You may have heard that you cannot be convicted of a DUI if the police do not have the results of a breath, blood, or urine test showing that you were impaired above the legal limit, and therefore that it is a good idea to refuse to submit to these tests. Because of implied consent laws in all 50 states, refusing to take a breath or blood test if you are suspected of driving under the influence means that you can be prosecuted for that refusal.
Implied consent is outlined in the Nevada statute 484C.160. It means that a person who drives in Nevada has agreed to submit to an evidentiary test of their blood, breath, or urine if they are stopped by a police officer under suspicion of driving under the influence. States make strong efforts to curb DUIs by strict enforcement of the DUI laws because some of the state’s highway funds can be dependent on doing so. It is important to remember that the state is a strong opponent in your DUI case for this, and other, reasons, so an equally strong defense team is very important.
What does this mean for you? In addition to the problems that can occur if you refuse a blood or breath test, there are other considerations with Nevada’s implied consent law:
Nick Wooldridge has a long track record of representing clients accused of serious federal and state crimes in Nevada.
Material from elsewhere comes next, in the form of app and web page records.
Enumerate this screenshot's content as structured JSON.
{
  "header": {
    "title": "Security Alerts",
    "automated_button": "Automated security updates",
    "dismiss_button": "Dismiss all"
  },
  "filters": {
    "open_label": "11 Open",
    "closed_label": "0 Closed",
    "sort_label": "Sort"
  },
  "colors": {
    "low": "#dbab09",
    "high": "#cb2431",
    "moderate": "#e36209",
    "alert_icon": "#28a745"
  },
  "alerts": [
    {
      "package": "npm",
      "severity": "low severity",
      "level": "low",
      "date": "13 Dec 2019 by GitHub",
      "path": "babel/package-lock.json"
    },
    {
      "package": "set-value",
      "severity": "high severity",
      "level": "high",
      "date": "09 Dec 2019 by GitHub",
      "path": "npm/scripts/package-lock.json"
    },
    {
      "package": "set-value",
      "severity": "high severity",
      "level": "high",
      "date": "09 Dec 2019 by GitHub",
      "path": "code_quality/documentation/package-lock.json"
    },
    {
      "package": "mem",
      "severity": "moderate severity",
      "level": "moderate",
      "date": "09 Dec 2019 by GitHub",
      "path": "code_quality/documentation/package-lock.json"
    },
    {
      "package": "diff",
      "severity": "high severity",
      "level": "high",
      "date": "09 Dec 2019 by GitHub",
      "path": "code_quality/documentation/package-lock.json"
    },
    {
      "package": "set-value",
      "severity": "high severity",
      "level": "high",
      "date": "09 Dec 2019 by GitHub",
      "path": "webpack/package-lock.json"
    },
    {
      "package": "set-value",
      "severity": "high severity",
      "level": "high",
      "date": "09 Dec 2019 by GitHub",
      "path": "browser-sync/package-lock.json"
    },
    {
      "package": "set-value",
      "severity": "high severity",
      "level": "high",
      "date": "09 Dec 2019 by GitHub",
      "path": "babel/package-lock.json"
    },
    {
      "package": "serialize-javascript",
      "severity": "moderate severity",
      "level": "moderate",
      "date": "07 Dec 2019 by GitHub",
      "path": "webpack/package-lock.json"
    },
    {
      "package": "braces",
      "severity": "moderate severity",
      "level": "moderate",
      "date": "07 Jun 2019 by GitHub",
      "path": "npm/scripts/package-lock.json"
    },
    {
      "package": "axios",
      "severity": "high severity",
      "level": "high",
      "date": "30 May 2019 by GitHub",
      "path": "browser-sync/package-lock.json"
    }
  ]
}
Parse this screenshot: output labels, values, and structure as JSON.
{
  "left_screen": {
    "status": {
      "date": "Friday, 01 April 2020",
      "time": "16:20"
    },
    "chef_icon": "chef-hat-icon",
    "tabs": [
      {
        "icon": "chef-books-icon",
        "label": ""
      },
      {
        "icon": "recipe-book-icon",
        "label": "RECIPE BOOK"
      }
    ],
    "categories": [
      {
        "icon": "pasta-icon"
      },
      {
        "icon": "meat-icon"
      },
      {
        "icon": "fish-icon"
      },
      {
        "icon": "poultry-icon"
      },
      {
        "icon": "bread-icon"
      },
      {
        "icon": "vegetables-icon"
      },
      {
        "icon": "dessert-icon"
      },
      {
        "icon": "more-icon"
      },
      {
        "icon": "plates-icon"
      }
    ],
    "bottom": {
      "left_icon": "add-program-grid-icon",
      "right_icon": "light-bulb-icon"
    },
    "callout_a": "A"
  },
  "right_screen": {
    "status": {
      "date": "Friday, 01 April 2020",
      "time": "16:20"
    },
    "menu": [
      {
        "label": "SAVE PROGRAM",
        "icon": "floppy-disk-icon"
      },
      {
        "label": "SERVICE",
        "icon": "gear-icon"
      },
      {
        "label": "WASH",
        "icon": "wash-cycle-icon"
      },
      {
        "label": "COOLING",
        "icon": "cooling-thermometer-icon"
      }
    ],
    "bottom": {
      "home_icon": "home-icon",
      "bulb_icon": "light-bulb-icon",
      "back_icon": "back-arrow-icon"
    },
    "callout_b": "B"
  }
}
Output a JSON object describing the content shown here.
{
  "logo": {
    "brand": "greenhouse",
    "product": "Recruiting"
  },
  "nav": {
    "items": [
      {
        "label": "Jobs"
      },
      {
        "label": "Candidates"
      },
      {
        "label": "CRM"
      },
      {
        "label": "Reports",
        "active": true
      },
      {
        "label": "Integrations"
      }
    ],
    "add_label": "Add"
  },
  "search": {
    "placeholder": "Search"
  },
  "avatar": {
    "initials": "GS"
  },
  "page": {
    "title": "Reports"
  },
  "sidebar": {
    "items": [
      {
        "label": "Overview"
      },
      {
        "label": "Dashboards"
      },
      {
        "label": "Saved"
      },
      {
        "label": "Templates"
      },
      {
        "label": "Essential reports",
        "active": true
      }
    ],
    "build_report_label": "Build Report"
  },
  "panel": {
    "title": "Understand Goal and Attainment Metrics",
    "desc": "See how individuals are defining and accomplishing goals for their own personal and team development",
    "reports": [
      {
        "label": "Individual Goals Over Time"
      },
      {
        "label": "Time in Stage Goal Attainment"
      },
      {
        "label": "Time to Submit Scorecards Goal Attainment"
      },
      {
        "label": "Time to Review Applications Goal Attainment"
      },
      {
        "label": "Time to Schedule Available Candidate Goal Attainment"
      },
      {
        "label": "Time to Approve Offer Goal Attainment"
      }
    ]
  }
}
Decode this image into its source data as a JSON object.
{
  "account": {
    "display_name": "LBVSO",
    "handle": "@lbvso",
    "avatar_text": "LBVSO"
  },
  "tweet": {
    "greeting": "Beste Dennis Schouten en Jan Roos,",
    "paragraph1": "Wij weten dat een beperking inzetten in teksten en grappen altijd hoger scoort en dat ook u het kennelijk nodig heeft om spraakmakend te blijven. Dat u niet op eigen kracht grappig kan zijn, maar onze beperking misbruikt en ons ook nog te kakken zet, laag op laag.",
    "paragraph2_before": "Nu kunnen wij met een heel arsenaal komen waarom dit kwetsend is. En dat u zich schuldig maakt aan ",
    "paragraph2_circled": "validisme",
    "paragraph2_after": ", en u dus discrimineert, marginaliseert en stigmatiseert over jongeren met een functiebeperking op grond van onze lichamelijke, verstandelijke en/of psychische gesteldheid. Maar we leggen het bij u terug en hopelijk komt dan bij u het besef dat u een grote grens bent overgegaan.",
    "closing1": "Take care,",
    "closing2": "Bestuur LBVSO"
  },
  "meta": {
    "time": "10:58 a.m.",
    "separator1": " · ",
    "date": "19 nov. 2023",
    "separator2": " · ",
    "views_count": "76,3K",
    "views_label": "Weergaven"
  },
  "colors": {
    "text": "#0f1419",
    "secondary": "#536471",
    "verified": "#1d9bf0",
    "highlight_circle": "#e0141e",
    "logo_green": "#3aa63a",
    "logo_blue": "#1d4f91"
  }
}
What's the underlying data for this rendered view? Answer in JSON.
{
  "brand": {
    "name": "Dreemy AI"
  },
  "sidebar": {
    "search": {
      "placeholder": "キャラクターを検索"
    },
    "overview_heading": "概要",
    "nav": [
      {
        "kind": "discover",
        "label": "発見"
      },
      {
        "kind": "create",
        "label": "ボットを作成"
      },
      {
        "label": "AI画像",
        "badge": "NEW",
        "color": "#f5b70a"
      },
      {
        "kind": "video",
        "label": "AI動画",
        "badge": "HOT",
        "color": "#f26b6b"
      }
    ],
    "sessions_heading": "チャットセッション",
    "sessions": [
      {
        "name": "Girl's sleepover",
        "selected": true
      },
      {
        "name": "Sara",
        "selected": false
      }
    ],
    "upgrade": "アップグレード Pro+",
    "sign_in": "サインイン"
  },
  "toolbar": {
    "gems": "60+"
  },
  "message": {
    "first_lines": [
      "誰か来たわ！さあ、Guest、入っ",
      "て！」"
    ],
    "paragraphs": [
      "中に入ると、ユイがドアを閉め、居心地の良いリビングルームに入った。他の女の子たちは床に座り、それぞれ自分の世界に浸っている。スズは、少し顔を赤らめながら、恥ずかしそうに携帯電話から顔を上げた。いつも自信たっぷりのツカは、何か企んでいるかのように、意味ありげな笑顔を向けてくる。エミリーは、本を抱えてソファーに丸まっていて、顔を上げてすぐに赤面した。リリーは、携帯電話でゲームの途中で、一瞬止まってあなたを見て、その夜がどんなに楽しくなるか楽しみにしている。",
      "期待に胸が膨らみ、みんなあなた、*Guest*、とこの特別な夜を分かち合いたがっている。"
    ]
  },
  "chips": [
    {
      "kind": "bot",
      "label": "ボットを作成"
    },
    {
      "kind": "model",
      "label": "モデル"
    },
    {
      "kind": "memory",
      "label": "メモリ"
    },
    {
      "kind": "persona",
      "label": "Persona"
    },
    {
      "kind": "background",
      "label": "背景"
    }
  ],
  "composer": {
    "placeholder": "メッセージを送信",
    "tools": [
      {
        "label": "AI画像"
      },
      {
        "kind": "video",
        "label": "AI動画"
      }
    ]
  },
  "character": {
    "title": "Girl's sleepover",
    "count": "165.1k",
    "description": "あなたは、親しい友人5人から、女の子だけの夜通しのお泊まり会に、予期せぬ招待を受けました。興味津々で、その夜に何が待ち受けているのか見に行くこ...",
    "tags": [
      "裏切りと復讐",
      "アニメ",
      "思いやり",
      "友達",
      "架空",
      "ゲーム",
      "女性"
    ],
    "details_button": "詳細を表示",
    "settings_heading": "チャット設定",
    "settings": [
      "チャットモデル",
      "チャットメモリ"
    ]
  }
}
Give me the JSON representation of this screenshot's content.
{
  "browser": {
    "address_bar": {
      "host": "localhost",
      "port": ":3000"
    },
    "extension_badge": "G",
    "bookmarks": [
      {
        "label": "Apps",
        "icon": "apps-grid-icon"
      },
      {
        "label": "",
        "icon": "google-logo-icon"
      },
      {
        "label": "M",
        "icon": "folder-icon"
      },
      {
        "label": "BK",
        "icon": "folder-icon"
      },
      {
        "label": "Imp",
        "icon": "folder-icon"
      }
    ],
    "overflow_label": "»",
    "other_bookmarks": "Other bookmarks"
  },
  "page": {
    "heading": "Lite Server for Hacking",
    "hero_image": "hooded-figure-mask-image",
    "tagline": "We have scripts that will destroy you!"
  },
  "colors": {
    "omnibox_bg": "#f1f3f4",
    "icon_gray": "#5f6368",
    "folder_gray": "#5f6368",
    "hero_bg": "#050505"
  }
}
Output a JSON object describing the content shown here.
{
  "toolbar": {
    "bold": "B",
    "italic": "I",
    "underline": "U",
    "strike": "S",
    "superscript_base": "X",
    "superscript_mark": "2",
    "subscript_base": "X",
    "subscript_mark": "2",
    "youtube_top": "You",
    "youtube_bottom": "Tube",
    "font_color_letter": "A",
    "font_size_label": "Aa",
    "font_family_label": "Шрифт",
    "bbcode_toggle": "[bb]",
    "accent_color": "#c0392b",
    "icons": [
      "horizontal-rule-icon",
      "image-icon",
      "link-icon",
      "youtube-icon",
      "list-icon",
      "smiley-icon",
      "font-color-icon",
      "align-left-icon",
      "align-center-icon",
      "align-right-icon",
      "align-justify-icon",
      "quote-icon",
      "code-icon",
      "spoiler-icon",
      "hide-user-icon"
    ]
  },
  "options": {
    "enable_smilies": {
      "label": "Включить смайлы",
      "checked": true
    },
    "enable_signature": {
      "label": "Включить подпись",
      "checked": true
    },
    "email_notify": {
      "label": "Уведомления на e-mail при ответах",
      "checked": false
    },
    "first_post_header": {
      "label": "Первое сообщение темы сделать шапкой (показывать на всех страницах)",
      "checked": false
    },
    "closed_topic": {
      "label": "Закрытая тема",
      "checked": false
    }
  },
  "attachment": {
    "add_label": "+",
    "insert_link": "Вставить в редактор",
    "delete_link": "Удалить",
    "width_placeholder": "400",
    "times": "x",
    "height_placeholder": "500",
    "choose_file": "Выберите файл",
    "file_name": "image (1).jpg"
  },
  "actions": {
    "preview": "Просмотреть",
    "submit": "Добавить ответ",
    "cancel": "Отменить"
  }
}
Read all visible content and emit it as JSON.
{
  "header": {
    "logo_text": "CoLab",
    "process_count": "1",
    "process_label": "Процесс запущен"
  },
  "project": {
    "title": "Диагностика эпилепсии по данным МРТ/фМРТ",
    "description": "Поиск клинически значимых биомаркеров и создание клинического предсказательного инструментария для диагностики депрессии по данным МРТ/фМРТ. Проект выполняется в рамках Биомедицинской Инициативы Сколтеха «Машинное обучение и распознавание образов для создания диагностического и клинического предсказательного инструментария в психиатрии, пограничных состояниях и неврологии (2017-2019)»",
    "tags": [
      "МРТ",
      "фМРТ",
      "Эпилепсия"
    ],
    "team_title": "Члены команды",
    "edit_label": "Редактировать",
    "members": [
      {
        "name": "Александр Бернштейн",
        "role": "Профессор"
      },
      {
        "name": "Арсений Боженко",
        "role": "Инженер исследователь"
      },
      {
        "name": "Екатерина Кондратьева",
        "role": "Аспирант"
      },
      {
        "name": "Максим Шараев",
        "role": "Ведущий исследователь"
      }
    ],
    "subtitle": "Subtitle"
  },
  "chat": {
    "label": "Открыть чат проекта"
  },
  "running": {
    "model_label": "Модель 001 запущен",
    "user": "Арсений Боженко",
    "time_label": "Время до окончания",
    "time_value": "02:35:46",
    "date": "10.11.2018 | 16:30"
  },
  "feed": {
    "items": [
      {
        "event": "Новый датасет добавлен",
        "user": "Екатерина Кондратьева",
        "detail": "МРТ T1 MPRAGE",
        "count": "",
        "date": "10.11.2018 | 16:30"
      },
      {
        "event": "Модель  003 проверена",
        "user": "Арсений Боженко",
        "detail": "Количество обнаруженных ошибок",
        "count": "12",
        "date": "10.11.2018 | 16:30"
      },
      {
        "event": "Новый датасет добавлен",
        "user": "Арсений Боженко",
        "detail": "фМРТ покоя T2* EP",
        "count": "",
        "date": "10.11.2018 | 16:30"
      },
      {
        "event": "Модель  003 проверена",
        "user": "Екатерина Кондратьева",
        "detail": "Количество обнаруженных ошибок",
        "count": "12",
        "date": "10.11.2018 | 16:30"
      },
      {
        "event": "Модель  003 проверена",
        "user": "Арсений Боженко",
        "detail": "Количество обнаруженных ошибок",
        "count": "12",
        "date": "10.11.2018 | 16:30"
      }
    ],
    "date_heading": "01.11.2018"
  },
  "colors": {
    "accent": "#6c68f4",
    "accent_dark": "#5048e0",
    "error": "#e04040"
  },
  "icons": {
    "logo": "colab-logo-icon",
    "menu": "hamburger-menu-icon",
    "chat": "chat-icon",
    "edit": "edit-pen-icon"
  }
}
If you are unconscious in a vehicle or after an accident, a police officer can ask an EMT or other medical professional to take your blood and test it for alcohol or controlled substances in amounts over the legal limit.
The law is changing in this area all the time, and you should consult your Las Vegas defense lawyer right away if you have been forced to submit to a blood test on suspicion of driving under the influence of drugs or alcohol. There are certain cases where the police may be allowed to force you into taking a blood, breath, or urine test, and other situations where this is not allowed.
A police officer who orders a person under the age of 18 to submit to a test of blood, breath, or urine must make reasonable efforts to contact the minor’s parent or guardian as soon as possible regarding the test. This does not mean that law enforcement must reach the parents or guardians prior to administering the test, which is important to understand in a DUI case involving a minor.
Implied consent laws are questioned in courts around the country all the time, and that includes a recent United States Supreme Court decision that came down in 2013. You should not face the DUI process alone under any circumstances, but especially not if you have been forced to submit to a test of your blood, breath, or urine by a police officer who suspected that you were driving under the influence.
Contact LV Criminal Defense as soon as possible if you have been arrested to DUI, especially if your arrest involved a forced chemical test. You have rights, and law enforcement has an interest in ensuring the most convictions involving DUI. Therefore, law enforcement is not on your side in these cases and you need legal advice.